I came across some source code that loosely does the below in order to achieve a 32 bit hash. The input string is passed through MD5 to get 16 bytes Hash (as usual). Then the 16 bytes are split into ...
Suppose Alice is using a password prompt that only accepts up to 32 characters for any particular password.
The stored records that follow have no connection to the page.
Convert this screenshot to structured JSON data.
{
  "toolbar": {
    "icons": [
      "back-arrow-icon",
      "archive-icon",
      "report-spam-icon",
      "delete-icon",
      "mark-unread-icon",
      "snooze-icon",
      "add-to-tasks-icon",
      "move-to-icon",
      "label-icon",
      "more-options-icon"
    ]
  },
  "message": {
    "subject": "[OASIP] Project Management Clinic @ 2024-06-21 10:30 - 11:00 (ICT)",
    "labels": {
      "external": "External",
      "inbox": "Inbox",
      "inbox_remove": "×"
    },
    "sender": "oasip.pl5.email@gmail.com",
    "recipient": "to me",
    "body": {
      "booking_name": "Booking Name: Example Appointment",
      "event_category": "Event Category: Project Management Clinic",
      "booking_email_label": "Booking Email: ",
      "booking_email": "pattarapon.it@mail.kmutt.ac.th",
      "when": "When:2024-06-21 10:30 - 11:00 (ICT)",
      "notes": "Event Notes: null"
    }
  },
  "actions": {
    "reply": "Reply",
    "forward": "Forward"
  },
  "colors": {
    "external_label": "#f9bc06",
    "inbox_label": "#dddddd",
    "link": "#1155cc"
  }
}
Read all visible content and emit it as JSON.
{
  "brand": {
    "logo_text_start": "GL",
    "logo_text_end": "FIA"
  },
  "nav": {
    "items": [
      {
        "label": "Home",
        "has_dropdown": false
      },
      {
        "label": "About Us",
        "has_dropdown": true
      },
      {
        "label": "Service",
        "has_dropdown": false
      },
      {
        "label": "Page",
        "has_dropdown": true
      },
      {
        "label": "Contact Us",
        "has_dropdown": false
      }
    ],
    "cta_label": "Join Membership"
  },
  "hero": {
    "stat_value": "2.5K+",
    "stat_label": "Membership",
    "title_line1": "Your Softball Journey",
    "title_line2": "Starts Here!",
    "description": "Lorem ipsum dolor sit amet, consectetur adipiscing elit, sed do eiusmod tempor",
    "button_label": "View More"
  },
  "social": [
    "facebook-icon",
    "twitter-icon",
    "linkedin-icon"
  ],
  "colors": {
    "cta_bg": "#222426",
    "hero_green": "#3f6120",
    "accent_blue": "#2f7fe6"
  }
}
Memorization of long strings of random characters is not one of Alice's strengths, so she ...
I'm reading the paper "Message Freedom in MD4 and MD5 Collisions: Application to APOP" about finding collisions for the MD5 hash algorithm involving the concept of tunnels as described in "Tunnels in ...
Is there an example of two known strings which have the same MD5 hash value (representing a so-called "MD5 collision")?
Is the last step of an iterated cryptographic hash still as resistant to preimage attacks as the original hash?
Considering a cryptographic hash, such as MD5 or SHA2, denoted by the function $H(m)$ where $m$ is an arbitrary binary string, there is a lot of material available that deals with potential weakness ...
It is well known that MD5 is completely broken today - however, to understand the theory behind the attacks I am looking for an implementation of the collision attacks described in the 2009 paper A ...